(Problem statement)
Your reply should be a faithful copy of the records below, free of pictures.

*** Opening of Recorded information ***

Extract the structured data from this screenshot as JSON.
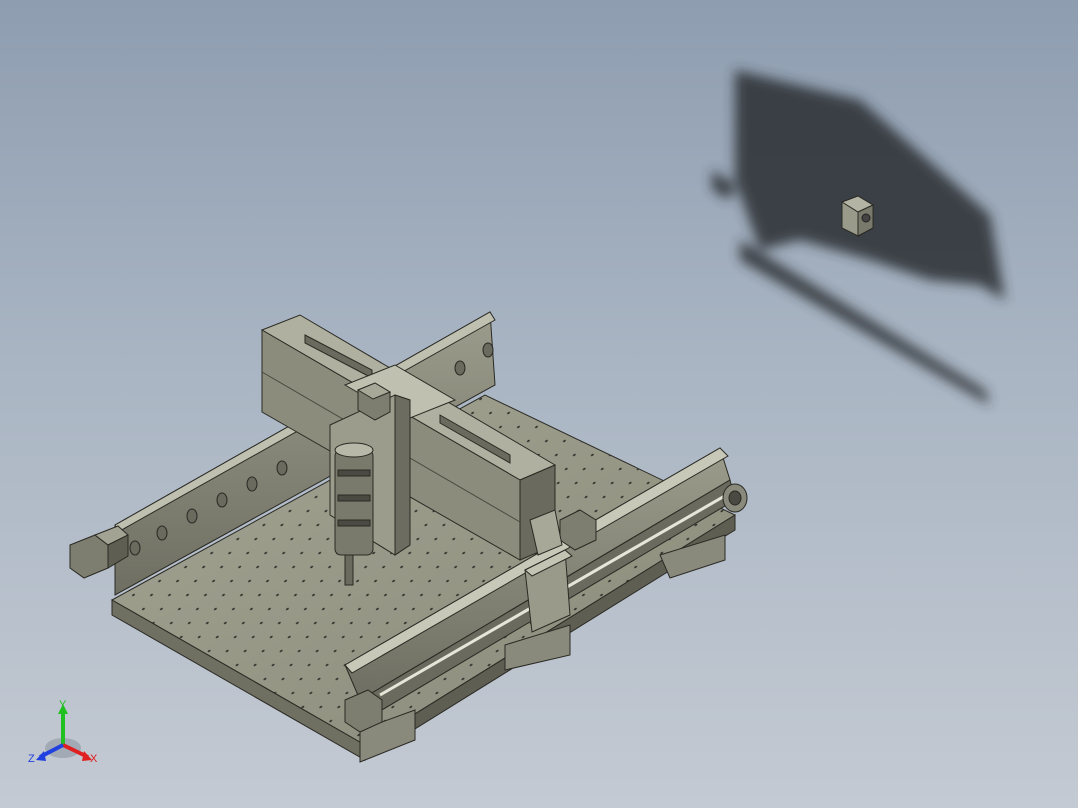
{
  "view": {
    "background_top": "#8e9db0",
    "background_bottom": "#c4cad3",
    "model_color": "#8f8f80",
    "shadow_color": "#2a2e33"
  },
  "triad": {
    "x_label": "X",
    "y_label": "Y",
    "z_label": "Z",
    "x_color": "#e02020",
    "y_color": "#20c020",
    "z_color": "#2040e0"
  },
  "model": {
    "name_icon": "cnc-router-gantry-icon",
    "parts": [
      "base-plate",
      "left-rail",
      "right-rail",
      "gantry-beam",
      "spindle",
      "stepper-motors",
      "floating-block"
    ]
  }
}
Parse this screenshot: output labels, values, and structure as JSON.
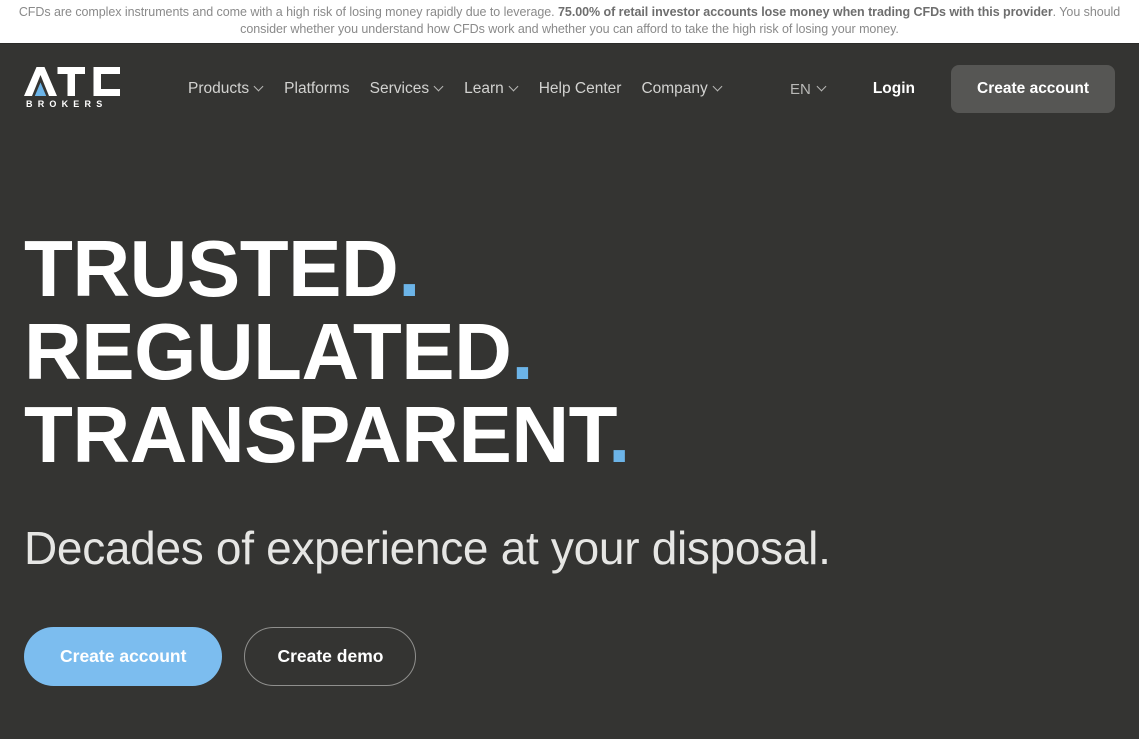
{
  "disclaimer": {
    "part1": "CFDs are complex instruments and come with a high risk of losing money rapidly due to leverage. ",
    "bold": "75.00% of retail investor accounts lose money when trading CFDs with this provider",
    "part2": ". You should consider whether you understand how CFDs work and whether you can afford to take the high risk of losing your money."
  },
  "header": {
    "logo": {
      "mark": "ATC",
      "sub": "BROKERS"
    },
    "nav": [
      {
        "label": "Products",
        "caret": true
      },
      {
        "label": "Platforms",
        "caret": false
      },
      {
        "label": "Services",
        "caret": true
      },
      {
        "label": "Learn",
        "caret": true
      },
      {
        "label": "Help Center",
        "caret": false
      },
      {
        "label": "Company",
        "caret": true
      }
    ],
    "language": "EN",
    "login_label": "Login",
    "create_account_label": "Create account"
  },
  "hero": {
    "headline": [
      {
        "word": "TRUSTED",
        "dot": "."
      },
      {
        "word": "REGULATED",
        "dot": "."
      },
      {
        "word": "TRANSPARENT",
        "dot": "."
      }
    ],
    "subhead": "Decades of experience at your disposal.",
    "cta_primary": "Create account",
    "cta_secondary": "Create demo"
  },
  "colors": {
    "background": "#343432",
    "accent_blue": "#6cb4e8",
    "primary_button": "#7cbdef",
    "header_button": "#565654",
    "disclaimer_text": "#8a8a8a"
  }
}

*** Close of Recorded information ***

(Output below)
Extract the structured data from this screenshot as JSON.
{
  "view": {
    "background_top": "#8e9db0",
    "background_bottom": "#c4cad3",
    "model_color": "#8f8f80",
    "shadow_color": "#2a2e33"
  },
  "triad": {
    "x_label": "X",
    "y_label": "Y",
    "z_label": "Z",
    "x_color": "#e02020",
    "y_color": "#20c020",
    "z_color": "#2040e0"
  },
  "model": {
    "name_icon": "cnc-router-gantry-icon",
    "parts": [
      "base-plate",
      "left-rail",
      "right-rail",
      "gantry-beam",
      "spindle",
      "stepper-motors",
      "floating-block"
    ]
  }
}
Parse this screenshot: output labels, values, and structure as JSON.
{
  "disclaimer": {
    "part1": "CFDs are complex instruments and come with a high risk of losing money rapidly due to leverage. ",
    "bold": "75.00% of retail investor accounts lose money when trading CFDs with this provider",
    "part2": ". You should consider whether you understand how CFDs work and whether you can afford to take the high risk of losing your money."
  },
  "header": {
    "logo": {
      "mark": "ATC",
      "sub": "BROKERS"
    },
    "nav": [
      {
        "label": "Products",
        "caret": true
      },
      {
        "label": "Platforms",
        "caret": false
      },
      {
        "label": "Services",
        "caret": true
      },
      {
        "label": "Learn",
        "caret": true
      },
      {
        "label": "Help Center",
        "caret": false
      },
      {
        "label": "Company",
        "caret": true
      }
    ],
    "language": "EN",
    "login_label": "Login",
    "create_account_label": "Create account"
  },
  "hero": {
    "headline": [
      {
        "word": "TRUSTED",
        "dot": "."
      },
      {
        "word": "REGULATED",
        "dot": "."
      },
      {
        "word": "TRANSPARENT",
        "dot": "."
      }
    ],
    "subhead": "Decades of experience at your disposal.",
    "cta_primary": "Create account",
    "cta_secondary": "Create demo"
  },
  "colors": {
    "background": "#343432",
    "accent_blue": "#6cb4e8",
    "primary_button": "#7cbdef",
    "header_button": "#565654",
    "disclaimer_text": "#8a8a8a"
  }
}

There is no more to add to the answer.